Donald Trump on Wednesday met personally with Mexican President Enrique Peña Nieto and expressed concerns over trade and illegal immigration. According to sources, Mr. Trump, the Republican presidential candidate, told President Nieto that America has a “right” to build a wall on the U.S. southern border, focused on building the foundation of a relationship in the event he is elected in November.
“We had a very substantive, direct and constructive exchange of ideas,” Mr. Trump said. “We did discuss the wall. We didn’t discuss payment of the wall.”
He added that he sees immigration as a “humanitarian disaster” that must be addressed and solved. The Mexican president, who has falling approval rating numbers at home, tried to push back on the issue of the wall a bit following the meeting.
“What the president said is that Mexico, as he has said on several occasions … will not pay for that wall,” presidential spokesman Eduardo Sanchez told Reuters by telephone.
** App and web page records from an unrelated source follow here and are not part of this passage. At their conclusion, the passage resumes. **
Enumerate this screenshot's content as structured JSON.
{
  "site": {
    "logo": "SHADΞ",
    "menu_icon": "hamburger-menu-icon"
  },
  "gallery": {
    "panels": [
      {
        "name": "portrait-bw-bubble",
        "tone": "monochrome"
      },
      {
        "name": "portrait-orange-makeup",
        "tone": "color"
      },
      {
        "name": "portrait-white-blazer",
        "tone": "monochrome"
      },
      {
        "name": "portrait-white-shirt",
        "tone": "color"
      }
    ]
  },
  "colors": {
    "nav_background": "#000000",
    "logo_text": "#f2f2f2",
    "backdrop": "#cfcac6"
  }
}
The comments came during a visit to Mexico just hours before he is set to deliver an immigration policy speech in Phoenix, Arizona. Mr. Trump delivered a 10-point plan on immigration.
“While many people want to make this campaign about style, Donald J. Trump once again makes it about substance. He has displayed presidential leadership when it comes to dealing with our regional allies. When we talk about behavior that is in this campaign, Mr. Trump’s decision to meet with President Peña Nieto should be at the top of the list,” Dr. Ralph Alvarado, a member of Trump’s Hispanic Advisory Council, said in a statement. “Mr. Trump proceeded to follow up this meeting with his most substantial speech to date on how to best handle the illegal immigration crisis impacting our country. Mr. Trump has shown once again why he is the most qualified candidate to become the next president of the United States.”
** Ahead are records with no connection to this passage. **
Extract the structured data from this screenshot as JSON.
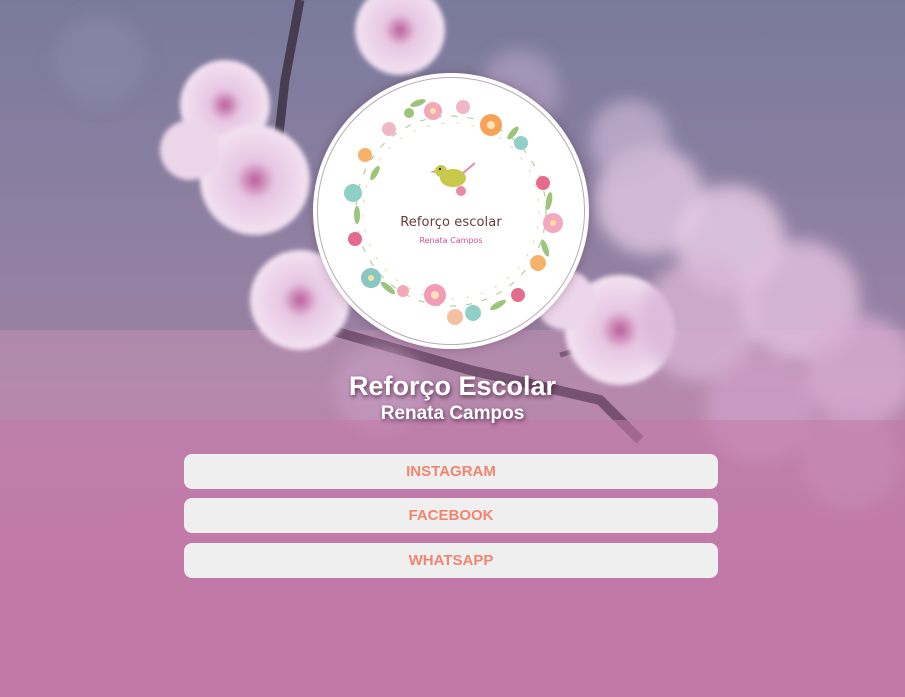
{
  "profile": {
    "logo_title": "Reforço escolar",
    "logo_subtitle": "Renata Campos",
    "title": "Reforço Escolar",
    "subtitle": "Renata Campos"
  },
  "links": [
    {
      "label": "INSTAGRAM"
    },
    {
      "label": "FACEBOOK"
    },
    {
      "label": "WHATSAPP"
    }
  ],
  "colors": {
    "button_bg": "#efefef",
    "button_text": "#f0856f",
    "title_text": "#ffffff"
  }
}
President Nieto, who even told reporters during a joint press conference with President Barack Obama that he was “looking forward” to working with Mr. Trump, once compared him to Benito Mussolini and Adolf Hitler, allies and World War II-era fascist leaders. Now, he’s singing a different tune, stating they had an “open” talk about the issues the countries face in their “joint challenge” on a shared border.
“We might disagree on several issues, but your presence here,” he told Mr. Trump, “shows that we do have fundamental common ground.”